The young protégé asked his mentor, “How do you know what is the right decision?” The mentor answered “From experience.”
“But how can I get experience?” The protégé asked. “Make some bad decisions.” was the mentor’s answer.
Experience is what you get when you don’t get what you want. As business owners, people look to us every day to make decisions. Customers are seldom conscious of the many things that have to go right for them to receive products or services correctly and on time. As an owner, however, you are all too aware that “There is many a slip ‘twixt cup and lip.”
Employees often believe that the owner wears an invisible superhero cape. “Decision Maker- scourge of evil problems!” It doesn’t occur to them that you may not know the answer, understand the problem, or even want to make a decision right now. You are the answer machine, spitting out solutions like fortunes from a carnival attraction.
When an owner makes a decision, he or she assesses the risks and accepts the consequences. Your decisions are holistic — encompassing multiple factors and balancing conflicting priorities. Is that customer important enough to warrant special handling? How much will it cost? What is the impact on other customers?
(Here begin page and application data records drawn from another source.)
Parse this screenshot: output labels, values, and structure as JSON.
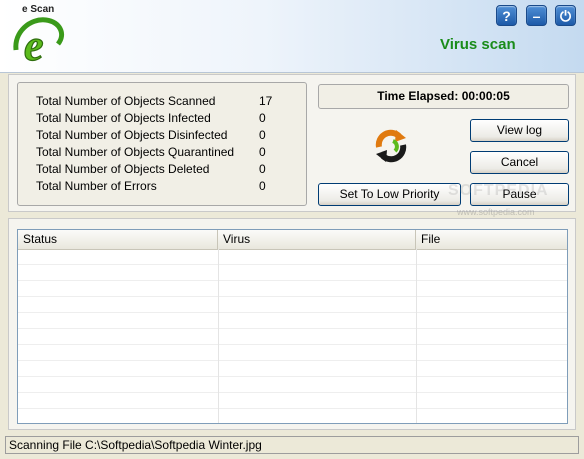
{
  "header": {
    "logo_text": "e Scan",
    "title": "Virus scan",
    "buttons": {
      "help": "?",
      "minimize": "–",
      "power": "⏻"
    }
  },
  "stats": [
    {
      "label": "Total Number of Objects Scanned",
      "value": "17"
    },
    {
      "label": "Total Number of Objects Infected",
      "value": "0"
    },
    {
      "label": "Total Number of Objects Disinfected",
      "value": "0"
    },
    {
      "label": "Total Number of Objects Quarantined",
      "value": "0"
    },
    {
      "label": "Total Number of Objects Deleted",
      "value": "0"
    },
    {
      "label": "Total Number of Errors",
      "value": "0"
    }
  ],
  "time_elapsed": "Time Elapsed: 00:00:05",
  "buttons": {
    "view_log": "View log",
    "cancel": "Cancel",
    "low_priority": "Set To Low Priority",
    "pause": "Pause"
  },
  "watermark": {
    "big": "SOFTPEDIA",
    "small": "www.softpedia.com"
  },
  "table": {
    "columns": [
      "Status",
      "Virus",
      "File"
    ],
    "rows": []
  },
  "status_text": "Scanning File C:\\Softpedia\\Softpedia Winter.jpg",
  "colors": {
    "title_green": "#1a8c1a",
    "button_blue": "#1d5aa8"
  }
}
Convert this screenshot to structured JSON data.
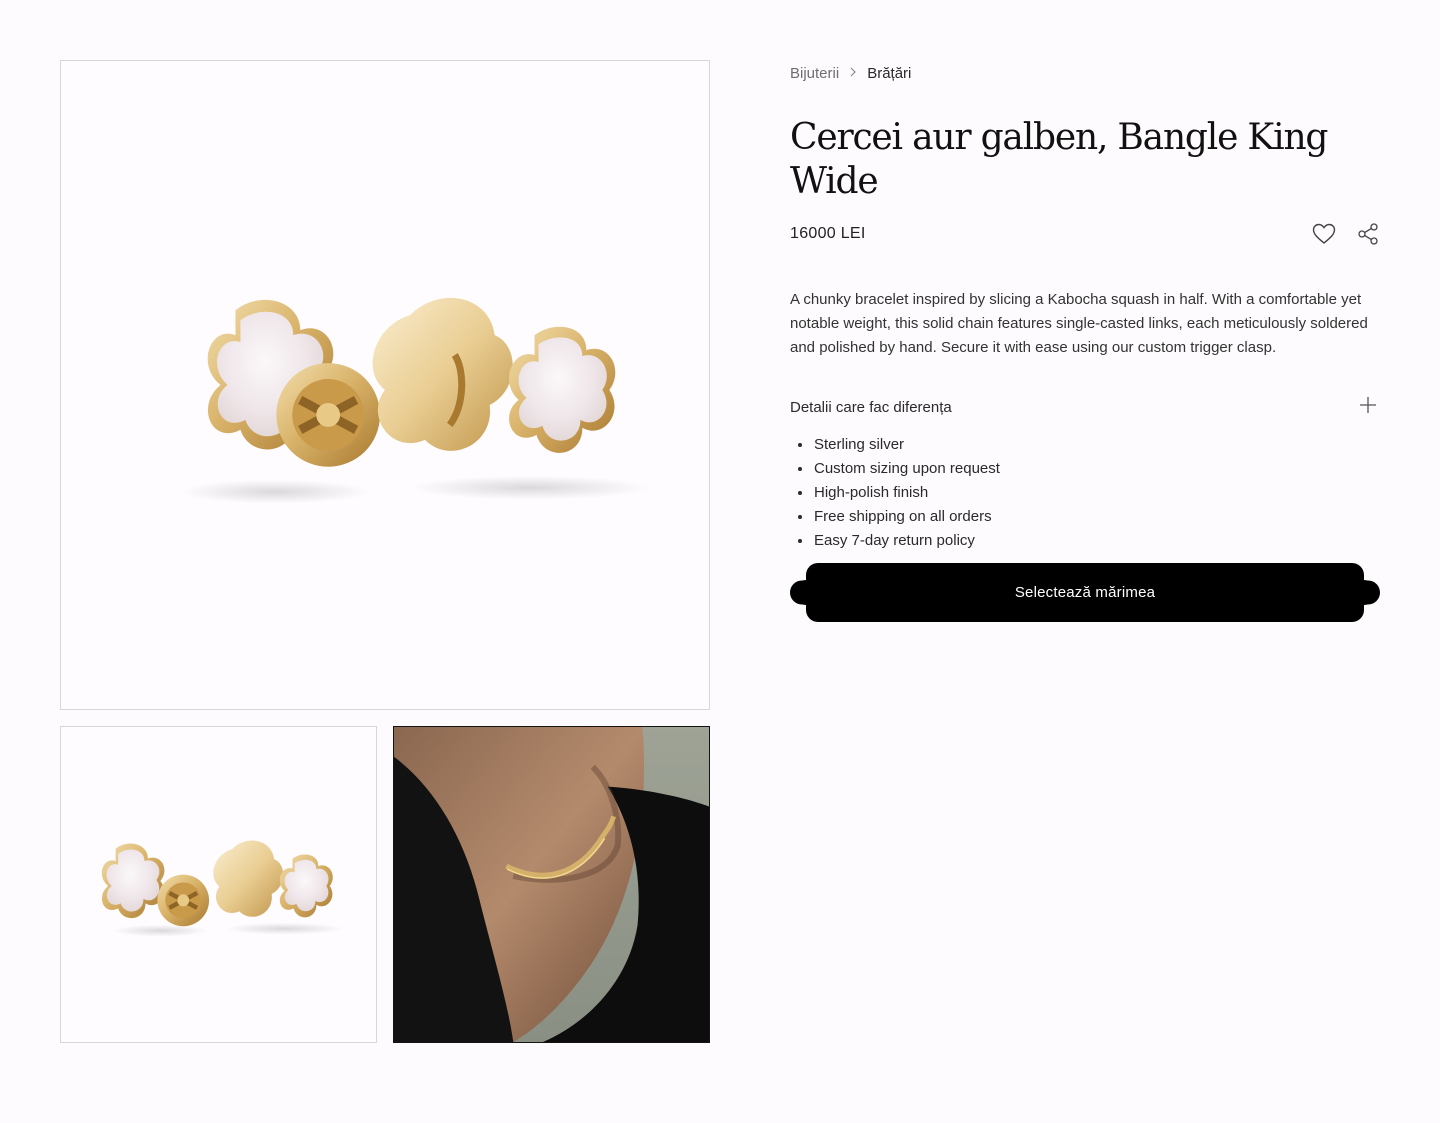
{
  "breadcrumb": {
    "parent": "Bijuterii",
    "current": "Brățări"
  },
  "product": {
    "title": "Cercei aur galben, Bangle King Wide",
    "price": "16000 LEI",
    "description": "A chunky bracelet inspired by slicing a Kabocha squash in half. With a comfortable yet notable weight, this solid chain features single-casted links, each meticulously soldered and polished by hand. Secure it with ease using our custom trigger clasp."
  },
  "details": {
    "heading": "Detalii care fac diferența",
    "items": [
      "Sterling silver",
      "Custom sizing upon request",
      "High-polish finish",
      "Free shipping on all orders",
      "Easy 7-day return policy"
    ]
  },
  "cta": {
    "label": "Selectează mărimea"
  },
  "icons": {
    "wishlist": "heart-icon",
    "share": "share-icon",
    "expand": "plus-icon",
    "breadcrumb_separator": "chevron-right-icon"
  },
  "colors": {
    "gold": "#d8b56a",
    "pearl": "#f4eef0",
    "button": "#000000",
    "background": "#fdfbfd"
  }
}
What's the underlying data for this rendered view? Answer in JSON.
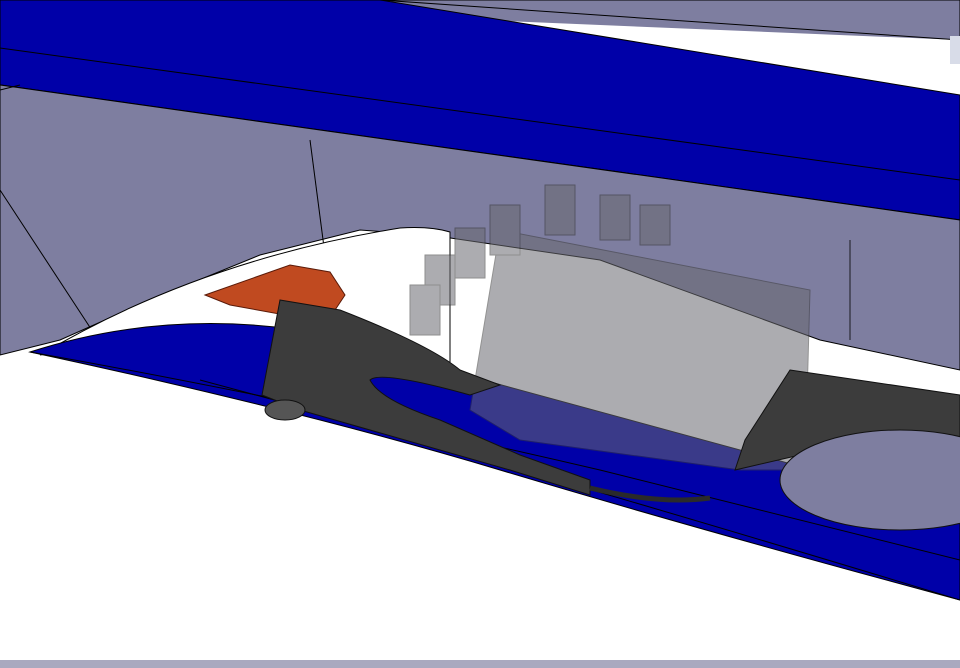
{
  "scene": {
    "description_name": "cad-3d-viewport",
    "colors": {
      "background": "#ffffff",
      "body_gray": "#7e7ea0",
      "rail_blue": "#0000a8",
      "rail_blue_dark": "#000080",
      "clip_dark": "#3c3c3c",
      "clip_mid": "#2a2a2a",
      "orange_part": "#c04a20",
      "ghost_part": "#6a6a70",
      "bottom_bar": "#a9a9bf"
    }
  }
}
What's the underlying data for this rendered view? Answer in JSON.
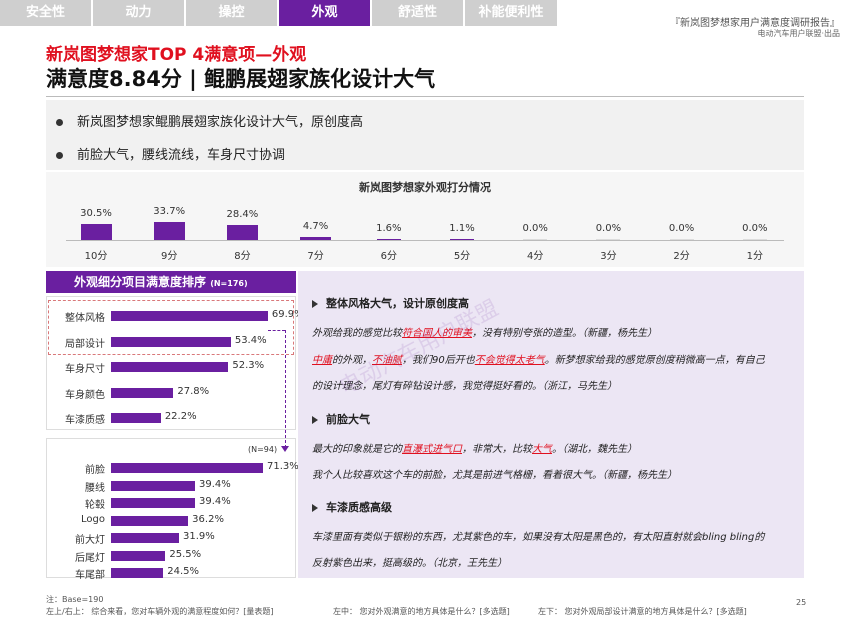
{
  "tabs": [
    {
      "label": "安全性",
      "active": false
    },
    {
      "label": "动力",
      "active": false
    },
    {
      "label": "操控",
      "active": false
    },
    {
      "label": "外观",
      "active": true
    },
    {
      "label": "舒适性",
      "active": false
    },
    {
      "label": "补能便利性",
      "active": false
    }
  ],
  "report": {
    "title": "『新岚图梦想家用户满意度调研报告』",
    "subtitle": "电动汽车用户联盟·出品"
  },
  "headline": {
    "line1": "新岚图梦想家TOP 4满意项—外观",
    "line2": "满意度8.84分 |  鲲鹏展翅家族化设计大气"
  },
  "bullets": [
    "新岚图梦想家鲲鹏展翅家族化设计大气，原创度高",
    "前脸大气，腰线流线，车身尺寸协调"
  ],
  "distribution": {
    "title": "新岚图梦想家外观打分情况",
    "chart_data": {
      "type": "bar",
      "categories": [
        "10分",
        "9分",
        "8分",
        "7分",
        "6分",
        "5分",
        "4分",
        "3分",
        "2分",
        "1分"
      ],
      "values": [
        30.5,
        33.7,
        28.4,
        4.7,
        1.6,
        1.1,
        0.0,
        0.0,
        0.0,
        0.0
      ],
      "value_labels": [
        "30.5%",
        "33.7%",
        "28.4%",
        "4.7%",
        "1.6%",
        "1.1%",
        "0.0%",
        "0.0%",
        "0.0%",
        "0.0%"
      ]
    }
  },
  "ranking": {
    "title": "外观细分项目满意度排序",
    "n": "(N=176)",
    "chart_data": {
      "type": "bar",
      "categories": [
        "整体风格",
        "局部设计",
        "车身尺寸",
        "车身颜色",
        "车漆质感"
      ],
      "values": [
        69.9,
        53.4,
        52.3,
        27.8,
        22.2
      ],
      "value_labels": [
        "69.9%",
        "53.4%",
        "52.3%",
        "27.8%",
        "22.2%"
      ]
    },
    "sub": {
      "n": "(N=94)",
      "chart_data": {
        "type": "bar",
        "categories": [
          "前脸",
          "腰线",
          "轮毂",
          "Logo",
          "前大灯",
          "后尾灯",
          "车尾部"
        ],
        "values": [
          71.3,
          39.4,
          39.4,
          36.2,
          31.9,
          25.5,
          24.5
        ],
        "value_labels": [
          "71.3%",
          "39.4%",
          "39.4%",
          "36.2%",
          "31.9%",
          "25.5%",
          "24.5%"
        ]
      }
    }
  },
  "quotes": {
    "s1": {
      "head": "整体风格大气，设计原创度高",
      "l1a": "外观给我的感觉比较",
      "l1r": "符合国人的审美",
      "l1b": "，没有特别夸张的造型。（新疆，杨先生）",
      "l2r1": "中庸",
      "l2a": "的外观，",
      "l2r2": "不油腻",
      "l2b": "，我们90后开也",
      "l2r3": "不会觉得太老气",
      "l2c": "。新梦想家给我的感觉原创度稍微高一点，有自己",
      "l3": "的设计理念，尾灯有碎钻设计感，我觉得挺好看的。（浙江，马先生）"
    },
    "s2": {
      "head": "前脸大气",
      "l1a": "最大的印象就是它的",
      "l1r": "直瀑式进气口",
      "l1b": "，非常大，比较",
      "l1r2": "大气",
      "l1c": "。（湖北，魏先生）",
      "l2": "我个人比较喜欢这个车的前脸，尤其是前进气格栅，看着很大气。（新疆，杨先生）"
    },
    "s3": {
      "head": "车漆质感高级",
      "l1": "车漆里面有类似于银粉的东西，尤其紫色的车，如果没有太阳是黑色的，有太阳直射就会bling bling的",
      "l2": "反射紫色出来，挺高级的。（北京，王先生）"
    }
  },
  "watermark": "电动汽车用户联盟",
  "footnotes": {
    "f1": "注：Base=190",
    "f2": "左上/右上：  综合来看，您对车辆外观的满意程度如何？[量表题]",
    "f3": "左中：  您对外观满意的地方具体是什么？[多选题]",
    "f4": "左下：  您对外观局部设计满意的地方具体是什么？[多选题]"
  },
  "page_number": "25",
  "colors": {
    "accent": "#6a1fa0",
    "red": "#e0101f"
  }
}
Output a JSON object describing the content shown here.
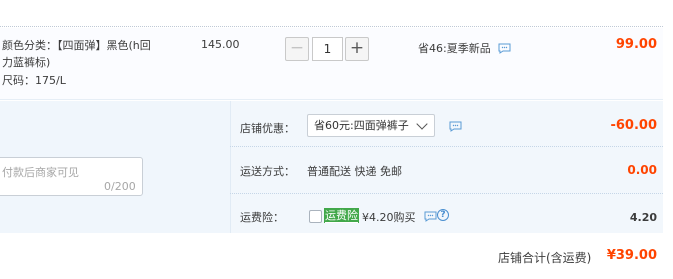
{
  "item": {
    "spec_color_prefix": "颜色分类：",
    "spec_color_value_line1": "【四面弹】黑色(h回",
    "spec_color_value_line2": "力蓝裤标)",
    "spec_size": "尺码：175/L",
    "unit_price": "145.00",
    "quantity": "1",
    "minus_label": "−",
    "plus_label": "+",
    "promo": "省46:夏季新品",
    "subtotal": "99.00"
  },
  "memo": {
    "placeholder": "付款后商家可见",
    "counter": "0/200"
  },
  "shop_discount": {
    "label": "店铺优惠：",
    "selected": "省60元:四面弹裤子",
    "amount": "-60.00"
  },
  "shipping": {
    "label": "运送方式：",
    "method": "普通配送 快递 免邮",
    "fee": "0.00"
  },
  "insurance": {
    "label": "运费险：",
    "badge": "运费险",
    "price": "¥4.20购买",
    "help_glyph": "?",
    "fee": "4.20"
  },
  "shop_total": {
    "label": "店铺合计(含运费)",
    "amount": "¥39.00"
  },
  "colors": {
    "accent_price": "#ff4400",
    "panel_bg": "#f0f6fc",
    "badge_green": "#42a84a"
  }
}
Does it create the potential for unforeseen consequences?
The danger of a correct decision, one that produces an acceptable result, is that it often become unwritten policy. How many times has an employee said, “But I did the same thing that you told me to do the last time!” You look for the anomalies; the factors that are a bit different from the previous situation. The employee looks for a safe harbor; seeking an answer that he believes is pre-approved.
One of the most common requests from my clients is “How can I get my employees to think like me?” One way is to let them make mistakes, but that can be an expensive teaching tool. More often, we fall back on rules created around our past decisions.
But how do you know that a good decision was the best decision? I can’t count how many times I’ve created a process that worked. Weeks or months (and sometimes years) later an employee says, “Why don’t we just do this instead?” and I immediately realize that her suggestion is a big improvement. Maybe our organization has grown, or we’ve added new technology, but just as frequently we haven’t. It’s simply that I moved on once we had a solution that worked, and as long as it worked I left it alone.
Similarly, the employed decision makers in your organization are charged with producing a specific result. As parameters shift, they find ways to work around new obstacles. Once in a while I’ll discover that employees are working very hard, executing multiple work-arounds to produce a result that just isn’t that important. The original purpose long ago faded into insignificance, but good people are still knocking themselves out to maintain it.
Correct decisions, good decisions and the best decisions are three different things. Correct decisions are those which address the variables of a specific situation, and produce a desirable result. Good decisions are ones that produce the desired results every time. They can be made into policies.
The best decisions are good decisions that have been vetted for cost, efficiency and consistency. They’ve been reviewed periodically to make sure that their purpose and method remain relevant, and that they still deserve being treated as rules.
Delegating decision-making requires that you teach employees the difference.